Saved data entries

● ● ●

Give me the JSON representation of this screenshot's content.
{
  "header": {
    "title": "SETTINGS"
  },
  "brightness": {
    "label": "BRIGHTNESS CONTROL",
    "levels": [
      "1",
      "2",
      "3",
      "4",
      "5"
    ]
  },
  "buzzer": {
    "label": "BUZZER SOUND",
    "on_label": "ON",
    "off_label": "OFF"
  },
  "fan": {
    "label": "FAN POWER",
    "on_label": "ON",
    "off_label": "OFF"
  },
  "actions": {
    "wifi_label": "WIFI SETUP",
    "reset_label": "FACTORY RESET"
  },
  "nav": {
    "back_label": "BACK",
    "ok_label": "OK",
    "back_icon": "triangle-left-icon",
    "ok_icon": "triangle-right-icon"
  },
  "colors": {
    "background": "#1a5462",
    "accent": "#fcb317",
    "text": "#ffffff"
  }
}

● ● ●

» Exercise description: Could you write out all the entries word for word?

» Response to this exercise:
Give me the JSON representation of this screenshot's content.
{
  "header": {
    "title": "SETTINGS"
  },
  "brightness": {
    "label": "BRIGHTNESS CONTROL",
    "levels": [
      "1",
      "2",
      "3",
      "4",
      "5"
    ]
  },
  "buzzer": {
    "label": "BUZZER SOUND",
    "on_label": "ON",
    "off_label": "OFF"
  },
  "fan": {
    "label": "FAN POWER",
    "on_label": "ON",
    "off_label": "OFF"
  },
  "actions": {
    "wifi_label": "WIFI SETUP",
    "reset_label": "FACTORY RESET"
  },
  "nav": {
    "back_label": "BACK",
    "ok_label": "OK",
    "back_icon": "triangle-left-icon",
    "ok_icon": "triangle-right-icon"
  },
  "colors": {
    "background": "#1a5462",
    "accent": "#fcb317",
    "text": "#ffffff"
  }
}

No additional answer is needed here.